Being told something in a childish tone, not being taken seriously, or getting the feeling that people think you are just a burden to society. These are all examples of "ageism" - stereotyping, prejudices and discrimination towards seniors based on their age. Many seniors fall victim to it, and that number has increased since the COVID-19 pandemic, according to new research from the UvA Center for Urban Mental Health. Ageism directly affects the quality of life and mental health of seniors. It is time to raise awareness and address this problem, say the researchers.
'Ageism can have a major impact on the physical and mental health of seniors. It can increase loneliness and reduce purpose of life, but also, for example, accelerate cognitive decline or hinder recovery from illness,' says Lotte Brinkhof, PhD candidate at the Center for Urban Mental Health. Brinkhof and her supervisor Prof. Dr. Richard Ridderinkhof, along with their colleagues, investigated whether ageism worsened during the COVID-19 pandemic in the Netherlands, and what the consequences were.
During the COVID-19 pandemic, governments took strict measures to contain the virus and protect the older generation. Brinkhof: ‘Age-based narratives in the news media grew more negative, and older adults were the focus of public and political (online) discussions. Age-related guidelines, such as special early shopping hours for older adults emerged, and many countries - including the Netherlands - even looked at whether seniors could be "isolated”. We were curious about the impact of all this.'

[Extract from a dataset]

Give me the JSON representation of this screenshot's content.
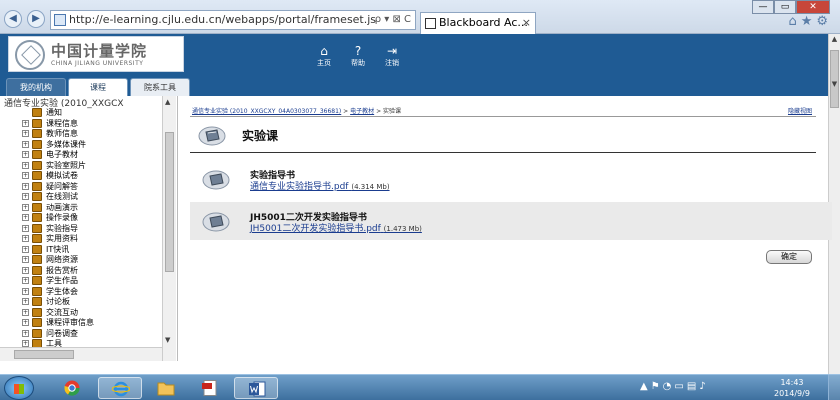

A total of 500 Dutch adults aged 55 or older participated in the study, which was conducted using the Perceived Ageism Questionnaire developed by the Center for Urban Mental Health. The level of ageism perceived and experienced by the participants became stronger and more negative during the COVID-19 pandemic. This was found to have a negative impact on their quality of life and mental well-being.
Ridderinkhof stresses that it is important to remember that these increases in perceived ageism will not simply disappear now that the pandemic is over. ‘It has increased the pigeonholing of older individuals in our society, and we need to break the downward spiral in order to avoid long-term negative consequences. It is therefore important to raise awareness about the often unrecognized and deeply ingrained ageism at the individual, interpersonal and institutional levels and to educate the public about the far-reaching implications for the physical and mental health of older adults.'
We are constantly confronted with prejudices and stereotypes about older adults, for example in relation to deterioration and dependence. As a result, such messages become an unnoticed part of our own thinking and we will unconsciously adapt our behavior accordingly. For example, those who strongly associate old age with loneliness have an increased chance of becoming lonely themselves later in life. This is also called a self-fulfilling prophecy: you will behave according to the views that exist in society. By doing so, we limit ourselves in the chance of a long, healthy and happy life.
The researchers developed a Dutch website: www.seniorisme.nl. They also go out and, for example, had an information stand at the 50PlusBeurs and recently gave a workshop - at the invitation of Stichting Oud geleerd Jong Gedaan - to a group of seniors and students. 'What we then hear back is that it is very eye-opening. People don't seem to be sufficiently aware of the concept of ageism, let alone its consequences,' Brinkhof said.